In the first few weeks of the COVID-19 pandemic, Congress passed the Coronavirus Aid, Relief, and Economic Security (or CARES) Act. One provision of the CARES Act provides mortgage relief by permitting homeowners forbearance of mortgage payments backed by Fannie Mae and Freddie Mac, for a period of up to 180 days, followed by a potential extension for up to another 180 days. Homeowners must contact their loan servicer to request forbearance.
For homeowners facing financial hardship due to the coronavirus pandemic, the forbearance option sounds like a welcome option. However, it’s important to distinguish forbearance from forgiveness. Under a forbearance, your lender allows you to pause, or reduce, your mortgage payments for a period of time. Yet, forbearance does not mean that your payments are forgiven or erased; you are still required to repay any missed or reduced payments in the future.
What initially sounded like good news for homeowners has turned into ambiguity and uncertainty, and in some cases, negative consequences. We at the Tim Pierson Home Sales Team advise strong caution before choosing to pursue a mortgage forbearance under the Act. Below are two of the pitfalls we have seen over the last few weeks.
What Happens When the Forbearance Ends?
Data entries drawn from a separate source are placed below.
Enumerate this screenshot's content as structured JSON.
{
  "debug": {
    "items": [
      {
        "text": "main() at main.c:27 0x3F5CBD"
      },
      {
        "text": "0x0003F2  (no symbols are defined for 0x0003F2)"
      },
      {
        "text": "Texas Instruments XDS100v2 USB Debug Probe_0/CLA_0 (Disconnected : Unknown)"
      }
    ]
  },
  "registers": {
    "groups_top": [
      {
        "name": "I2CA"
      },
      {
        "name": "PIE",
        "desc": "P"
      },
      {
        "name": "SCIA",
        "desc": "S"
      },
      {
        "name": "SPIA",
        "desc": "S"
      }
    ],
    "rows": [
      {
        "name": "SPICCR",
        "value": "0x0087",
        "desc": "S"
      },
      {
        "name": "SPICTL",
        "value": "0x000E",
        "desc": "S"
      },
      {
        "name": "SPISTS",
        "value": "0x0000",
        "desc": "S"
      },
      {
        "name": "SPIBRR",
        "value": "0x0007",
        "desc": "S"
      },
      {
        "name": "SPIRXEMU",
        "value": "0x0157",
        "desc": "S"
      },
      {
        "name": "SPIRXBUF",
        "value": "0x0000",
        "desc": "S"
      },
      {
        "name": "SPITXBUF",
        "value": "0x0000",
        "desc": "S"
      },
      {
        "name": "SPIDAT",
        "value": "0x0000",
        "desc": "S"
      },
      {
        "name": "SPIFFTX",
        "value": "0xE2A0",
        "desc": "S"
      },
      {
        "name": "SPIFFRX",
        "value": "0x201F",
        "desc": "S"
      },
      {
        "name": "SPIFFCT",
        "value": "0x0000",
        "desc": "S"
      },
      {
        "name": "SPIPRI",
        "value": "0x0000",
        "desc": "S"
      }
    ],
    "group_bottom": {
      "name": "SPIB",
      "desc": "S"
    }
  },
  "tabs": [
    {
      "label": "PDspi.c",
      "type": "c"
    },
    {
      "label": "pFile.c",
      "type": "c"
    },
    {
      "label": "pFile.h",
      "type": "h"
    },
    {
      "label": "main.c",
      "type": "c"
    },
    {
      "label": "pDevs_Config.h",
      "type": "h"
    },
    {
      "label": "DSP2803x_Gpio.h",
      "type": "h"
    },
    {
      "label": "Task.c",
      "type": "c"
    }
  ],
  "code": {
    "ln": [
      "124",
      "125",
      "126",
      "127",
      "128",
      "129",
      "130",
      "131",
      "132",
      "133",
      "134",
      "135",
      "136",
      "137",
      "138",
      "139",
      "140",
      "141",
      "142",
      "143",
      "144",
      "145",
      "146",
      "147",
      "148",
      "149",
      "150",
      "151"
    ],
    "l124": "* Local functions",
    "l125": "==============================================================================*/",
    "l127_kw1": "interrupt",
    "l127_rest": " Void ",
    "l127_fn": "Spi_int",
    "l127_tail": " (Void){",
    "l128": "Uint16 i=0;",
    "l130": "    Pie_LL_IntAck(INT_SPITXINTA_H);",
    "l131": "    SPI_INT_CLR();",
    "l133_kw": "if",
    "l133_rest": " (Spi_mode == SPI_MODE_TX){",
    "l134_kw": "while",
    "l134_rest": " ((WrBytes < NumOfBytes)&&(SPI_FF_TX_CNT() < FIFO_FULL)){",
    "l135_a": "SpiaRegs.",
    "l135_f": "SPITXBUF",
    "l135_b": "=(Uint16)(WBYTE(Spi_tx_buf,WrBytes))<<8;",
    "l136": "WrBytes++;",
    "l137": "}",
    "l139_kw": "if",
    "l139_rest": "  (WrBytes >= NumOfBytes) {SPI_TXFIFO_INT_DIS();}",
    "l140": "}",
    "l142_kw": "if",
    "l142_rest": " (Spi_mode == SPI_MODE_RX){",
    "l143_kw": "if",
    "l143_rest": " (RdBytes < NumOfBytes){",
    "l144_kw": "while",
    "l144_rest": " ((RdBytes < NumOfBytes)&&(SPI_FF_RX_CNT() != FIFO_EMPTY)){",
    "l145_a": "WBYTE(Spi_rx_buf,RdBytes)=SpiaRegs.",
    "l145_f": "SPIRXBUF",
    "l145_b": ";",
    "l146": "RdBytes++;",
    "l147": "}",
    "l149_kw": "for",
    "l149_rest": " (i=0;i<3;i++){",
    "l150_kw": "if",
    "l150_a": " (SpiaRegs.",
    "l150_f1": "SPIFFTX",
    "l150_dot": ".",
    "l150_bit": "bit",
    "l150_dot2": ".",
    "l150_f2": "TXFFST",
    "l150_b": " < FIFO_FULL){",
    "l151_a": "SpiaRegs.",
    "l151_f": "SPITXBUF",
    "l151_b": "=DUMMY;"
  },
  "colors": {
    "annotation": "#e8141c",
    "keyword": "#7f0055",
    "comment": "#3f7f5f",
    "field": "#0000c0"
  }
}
Different mortgage companies are approaching in different ways what happens after the forbearance ends. You need to very carefully review the terms your bank offers for repayment, so you are not caught unaware. In some situations, we have seen homeowners accept forbearance terms that have set them up for prolonged pain later. Below are just a few of the possible repayment options we are hearing from banks:
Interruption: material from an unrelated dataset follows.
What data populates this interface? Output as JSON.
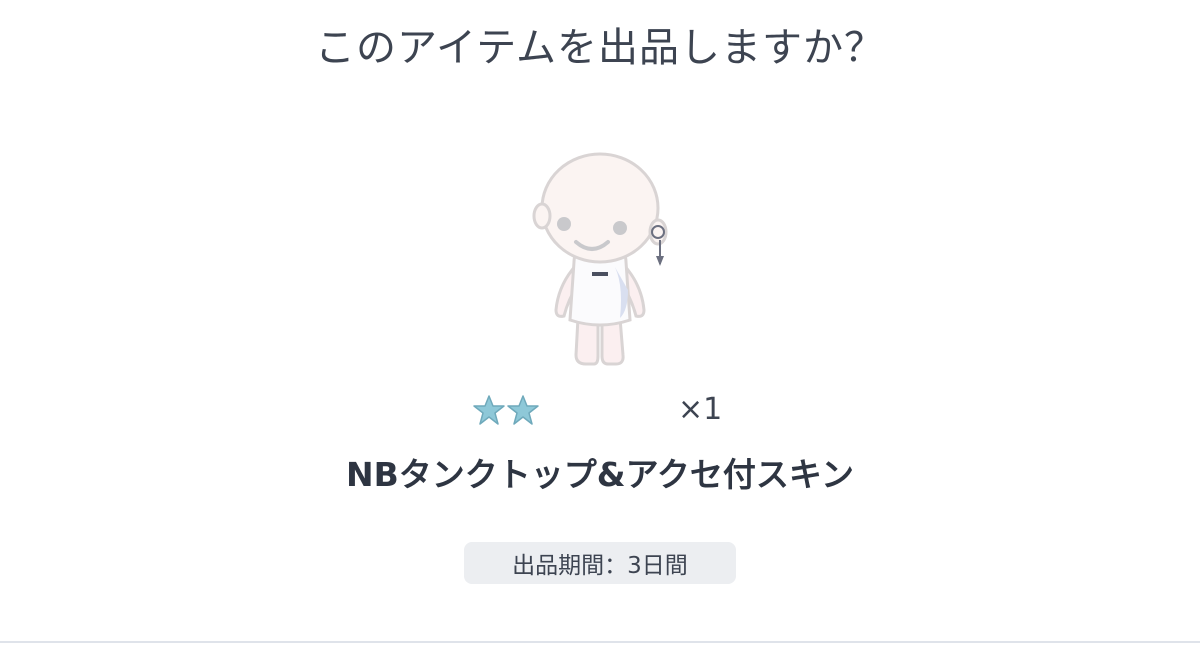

- Balloon payment – after the end of the forbearance period, some banks are requiring that the full amount of the missed mortgage payments be paid in full! Obviously that balloon payment can create a lot of pain homeowners finding it difficult to make even one month’s payment. If your mortgage payment is normally $2,500/mo, when the bill comes due, you may have to make a balloon payment of $30,000 if you take the extended 12-month forbearance.
- Restructured loan terms – once the forbearance period ends, some banks may increase the monthly payment over the remaining term to recoup the missed payments, or they may simply tack another year onto the term. So, your 30 year mortgage is now 31 years? Interest is likely still accruing during the forbearance period, so you’ll end up paying more in the long run.
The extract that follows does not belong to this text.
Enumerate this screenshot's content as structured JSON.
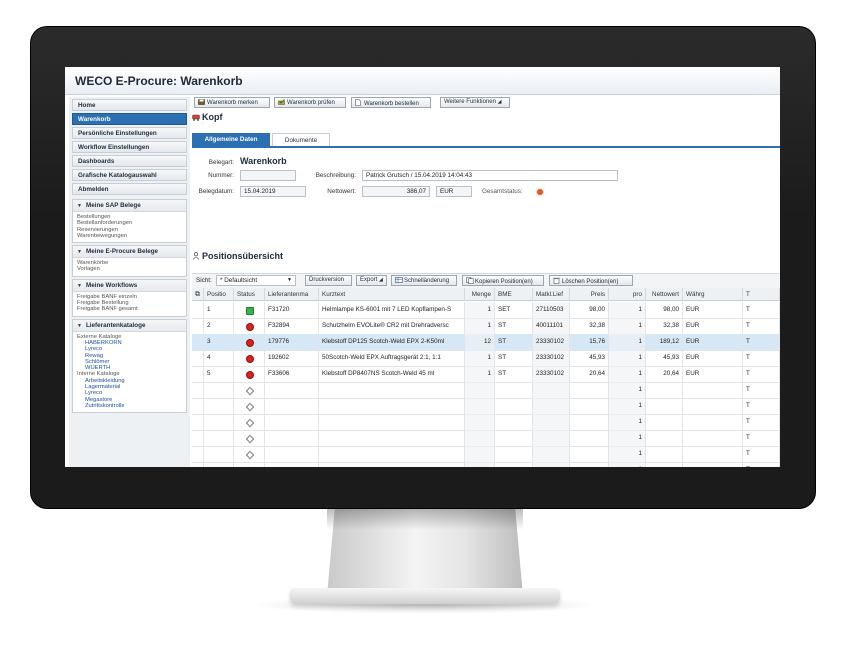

- Reduced payments – when repayments begin, the amount of the monthly payment is reduced by a certain percentage, and the homeowner has a set number of months to repay. For example, if your payment is $2500/mo, the missed payments may be reduced to $1250, but you would need to pay back all the missed payments within specified period of time, while also keeping up with your regular monthly payments.
These are just a few of the ways that banks are dealing with the end-of-forbearance repayment. Each bank is different, and there are many variations.
Will a forbearance Affect My Credit?
It is critical that you begin any forbearance application process BEFORE you miss your first payment. Even though the CARES Act requires lenders report homeowners in forbearance as “current” on their mortgages to the credit reporting companies, if you are already behind on your mortgage before you ask for forbearance, your bank may continue to report you as delinquent.
Communicating with your bank early and often is the best way to ensure a positive outcome. However, continue to monitor your credit to ensure that your bank is reporting your forbearance properly. You want to avoid any error in reporting to impact your future ability to get a mortgage or get approved for credit.
Before you accept any forbearance on your mortgage, make sure you understand completely:
- What will be required from you when the forbearance ends
- How your credit file will be affected
Our advice to homeowners is: your best option is to continue to pay your mortgage if you can. Hopefully, with the extended unemployment benefits and the other tax incentives, you will have enough cash flow to maintain our mortgage without forbearance. You may be able to get extensions or help with your other bills (utilities, car payments, etc.) that will make it possible to put money toward our mortgage. If you do find yourself in the situation where you need to consider forbearance, make sure you have all the details and know what to expect when the forbearance ends. If you know in advance what to expect, you can be setting money aside as you can in order to ensure you can meet the obligation and keep your home.
We are here to help you, in the best of times and in times of uncertainty! If we can help you navigate through the mortgage forbearance issue, or any other issue, please do not hesitate to contact us at firstname.lastname@example.org or phone us at 202.800.0800.